PROBLEM DETAILS => Write out the records below once more, exactly and completely.

*** MATERIAL FOR THIS EXERCISE Section Begins ***

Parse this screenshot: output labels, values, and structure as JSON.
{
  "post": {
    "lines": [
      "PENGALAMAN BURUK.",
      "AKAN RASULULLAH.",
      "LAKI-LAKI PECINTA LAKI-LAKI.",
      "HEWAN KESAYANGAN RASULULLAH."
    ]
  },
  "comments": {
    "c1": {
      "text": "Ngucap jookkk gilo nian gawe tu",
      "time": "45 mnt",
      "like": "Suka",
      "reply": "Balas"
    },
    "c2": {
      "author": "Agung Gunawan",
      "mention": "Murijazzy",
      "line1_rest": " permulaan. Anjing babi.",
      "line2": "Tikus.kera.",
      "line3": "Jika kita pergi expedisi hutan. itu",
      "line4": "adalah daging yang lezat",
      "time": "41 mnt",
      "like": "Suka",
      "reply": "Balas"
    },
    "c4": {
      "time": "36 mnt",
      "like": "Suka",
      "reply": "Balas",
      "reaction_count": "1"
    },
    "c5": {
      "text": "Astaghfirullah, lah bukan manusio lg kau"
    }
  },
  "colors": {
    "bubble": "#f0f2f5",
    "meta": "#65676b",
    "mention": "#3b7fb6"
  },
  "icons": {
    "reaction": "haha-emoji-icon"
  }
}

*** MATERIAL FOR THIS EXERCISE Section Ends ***

EXERCISE RESULT =>
Parse this screenshot: output labels, values, and structure as JSON.
{
  "post": {
    "lines": [
      "PENGALAMAN BURUK.",
      "AKAN RASULULLAH.",
      "LAKI-LAKI PECINTA LAKI-LAKI.",
      "HEWAN KESAYANGAN RASULULLAH."
    ]
  },
  "comments": {
    "c1": {
      "text": "Ngucap jookkk gilo nian gawe tu",
      "time": "45 mnt",
      "like": "Suka",
      "reply": "Balas"
    },
    "c2": {
      "author": "Agung Gunawan",
      "mention": "Murijazzy",
      "line1_rest": " permulaan. Anjing babi.",
      "line2": "Tikus.kera.",
      "line3": "Jika kita pergi expedisi hutan. itu",
      "line4": "adalah daging yang lezat",
      "time": "41 mnt",
      "like": "Suka",
      "reply": "Balas"
    },
    "c4": {
      "time": "36 mnt",
      "like": "Suka",
      "reply": "Balas",
      "reaction_count": "1"
    },
    "c5": {
      "text": "Astaghfirullah, lah bukan manusio lg kau"
    }
  },
  "colors": {
    "bubble": "#f0f2f5",
    "meta": "#65676b",
    "mention": "#3b7fb6"
  },
  "icons": {
    "reaction": "haha-emoji-icon"
  }
}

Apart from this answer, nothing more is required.